This page was formerly named ERD-10591-P
The parties agree to a compromise and know with certainty what the outcome is instead of risking the uncertainty of what will happen if the case proceeds through an investigation and hearing.
A settlement allows all parties to bring the case to a conclusion with an agreement that all can live with. In contrast, all parties take the risk of losing if the case does not settle and the parties ultimately proceed to a hearing.
Reaching a settlement will generally end the dispute and save the parties the time and costs associated with investigation, hearing, and possible appeals. The earlier in the process that the parties can resolve a matter, the greater the time and cost savings are likely to be.
Settlements can be written to preserve confidentiality and protect the privacy of each party. If the case goes to hearing, the hearing is generally open to the public and the news media.
If you are interested in exploring settlement, you may contact the Equal Rights Officer (ERO) who is investigating your case or the Administrative Law Judge (ALJ) who will be hearing your case.
The ERO or ALJ may work with the parties directly regarding settlement or may refer the case to another staff member to act as the mediator.
If you request to have your case referred to mediation, it will be referred to an Administrative Law Judge (ALJ) who also serves as a mediator.
The ALJ mediator will then try to schedule an in-person or telephone settlement mediation with the parties.
The role of the mediator is to facilitate communication between the parties in their attempt to reach a voluntary agreement. If requested by the parties or appropriate to the circumstances, the ALJ mediator may also engage in evaluative mediation.
Parties are not required to have an attorney to discuss settlement. However, retaining an attorney can generally be helpful, and the choice is yours to make.
The ERO or ALJ who is working with the parties on settlement will act as a neutral facilitator to help the parties reach an agreement.

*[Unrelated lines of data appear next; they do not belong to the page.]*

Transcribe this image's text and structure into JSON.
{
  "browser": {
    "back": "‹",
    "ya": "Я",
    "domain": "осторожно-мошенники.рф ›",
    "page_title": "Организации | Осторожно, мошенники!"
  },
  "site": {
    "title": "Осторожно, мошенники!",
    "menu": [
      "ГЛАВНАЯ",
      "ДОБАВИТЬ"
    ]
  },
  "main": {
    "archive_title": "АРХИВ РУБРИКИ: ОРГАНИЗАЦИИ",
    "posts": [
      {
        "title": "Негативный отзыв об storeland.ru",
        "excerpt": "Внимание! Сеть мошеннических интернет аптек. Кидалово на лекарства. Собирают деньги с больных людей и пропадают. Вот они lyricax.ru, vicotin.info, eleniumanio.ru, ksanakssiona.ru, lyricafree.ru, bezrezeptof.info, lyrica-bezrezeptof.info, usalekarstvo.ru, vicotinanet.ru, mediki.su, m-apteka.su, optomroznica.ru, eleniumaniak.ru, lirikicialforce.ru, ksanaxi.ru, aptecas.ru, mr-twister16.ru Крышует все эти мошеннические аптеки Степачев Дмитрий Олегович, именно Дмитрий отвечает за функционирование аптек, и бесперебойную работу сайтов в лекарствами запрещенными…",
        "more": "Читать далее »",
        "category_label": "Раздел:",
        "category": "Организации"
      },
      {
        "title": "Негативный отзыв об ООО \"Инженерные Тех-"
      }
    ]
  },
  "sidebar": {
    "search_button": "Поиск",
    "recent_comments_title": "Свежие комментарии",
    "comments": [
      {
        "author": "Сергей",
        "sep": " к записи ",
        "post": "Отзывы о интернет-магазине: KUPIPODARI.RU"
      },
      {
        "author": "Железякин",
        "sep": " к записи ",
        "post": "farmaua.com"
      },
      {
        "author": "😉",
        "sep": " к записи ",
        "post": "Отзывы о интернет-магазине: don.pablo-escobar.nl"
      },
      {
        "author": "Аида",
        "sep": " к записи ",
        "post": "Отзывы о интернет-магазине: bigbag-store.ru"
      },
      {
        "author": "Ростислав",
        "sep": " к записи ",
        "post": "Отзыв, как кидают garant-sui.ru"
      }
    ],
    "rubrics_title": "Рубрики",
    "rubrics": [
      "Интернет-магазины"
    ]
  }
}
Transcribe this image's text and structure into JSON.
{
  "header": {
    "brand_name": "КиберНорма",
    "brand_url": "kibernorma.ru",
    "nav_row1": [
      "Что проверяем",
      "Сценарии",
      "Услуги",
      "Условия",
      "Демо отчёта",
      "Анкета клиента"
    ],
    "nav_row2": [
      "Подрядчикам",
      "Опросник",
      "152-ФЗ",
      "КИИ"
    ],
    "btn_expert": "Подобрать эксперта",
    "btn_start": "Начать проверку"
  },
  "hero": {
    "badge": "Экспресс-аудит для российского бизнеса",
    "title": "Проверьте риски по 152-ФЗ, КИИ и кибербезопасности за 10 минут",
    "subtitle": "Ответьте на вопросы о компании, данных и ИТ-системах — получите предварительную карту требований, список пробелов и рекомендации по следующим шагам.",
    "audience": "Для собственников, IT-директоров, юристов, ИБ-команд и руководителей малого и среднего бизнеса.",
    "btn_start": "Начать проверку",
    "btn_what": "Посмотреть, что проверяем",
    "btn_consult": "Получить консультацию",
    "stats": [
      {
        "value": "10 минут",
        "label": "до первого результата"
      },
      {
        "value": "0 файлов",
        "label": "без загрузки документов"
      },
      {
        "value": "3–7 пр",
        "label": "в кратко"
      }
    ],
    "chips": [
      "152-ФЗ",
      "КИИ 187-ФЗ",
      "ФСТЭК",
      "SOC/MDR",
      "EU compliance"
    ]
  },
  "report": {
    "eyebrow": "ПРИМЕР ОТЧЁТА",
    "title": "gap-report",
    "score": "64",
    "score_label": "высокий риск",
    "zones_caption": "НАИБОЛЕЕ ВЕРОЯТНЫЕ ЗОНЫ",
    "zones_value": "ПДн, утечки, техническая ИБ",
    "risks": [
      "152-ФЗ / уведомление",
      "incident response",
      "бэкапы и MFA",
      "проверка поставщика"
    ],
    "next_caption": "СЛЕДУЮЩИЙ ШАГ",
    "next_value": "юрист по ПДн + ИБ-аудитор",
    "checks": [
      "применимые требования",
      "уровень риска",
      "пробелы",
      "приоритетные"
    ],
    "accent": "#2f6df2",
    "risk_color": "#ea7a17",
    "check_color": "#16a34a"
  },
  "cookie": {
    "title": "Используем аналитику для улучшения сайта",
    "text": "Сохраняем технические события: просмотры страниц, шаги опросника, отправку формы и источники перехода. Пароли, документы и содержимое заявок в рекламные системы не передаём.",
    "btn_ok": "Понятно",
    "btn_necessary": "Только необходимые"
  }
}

If the parties reach an agreement, the parties may draft the settlement document themselves or may request the ERO or ALJ to provide them with a draft agreement. It is noted, however, that drafts prepared by an ERO or ALJ are done for the convenience of the parties but do not constitute legal advice.
A Complainant’s offer or a Respondent’s counter offer involves, among other things, an assessment of what the potential remedy will be if discrimination is proven. Remedies generally available may include:
Under the Wisconsin Fair Employment Act (sec. 111.31, et seq., Wis. Stats.), emotional harm and punitive damages are generally not available in employment discrimination cases. However, emotional harm and punitive damages may be available in court in cases filed under some federal anti-discrimination statutes.
While settlement is often a desirable alternative (as opposed to proceeding with the administrative litigation), it is ultimately the parties’ decision whether or not to settle.
A settlement agreement generally will include the details of what has been agreed to by the parties to resolve the case such as the amount of money to be paid and/or the job the Complainant will be (re)instated to. A settlement agreement will in addition often contain, among other things, a non-admission of liability provision and a release of claims. Settlement agreements will also often contain a confidentiality or non-disclosure provision.
Settling a case generally results in an end to the dispute and an order of dismissal will be issued.
However, if the parties are not able to reach a settlement, the case will then go on in the investigative or hearing process.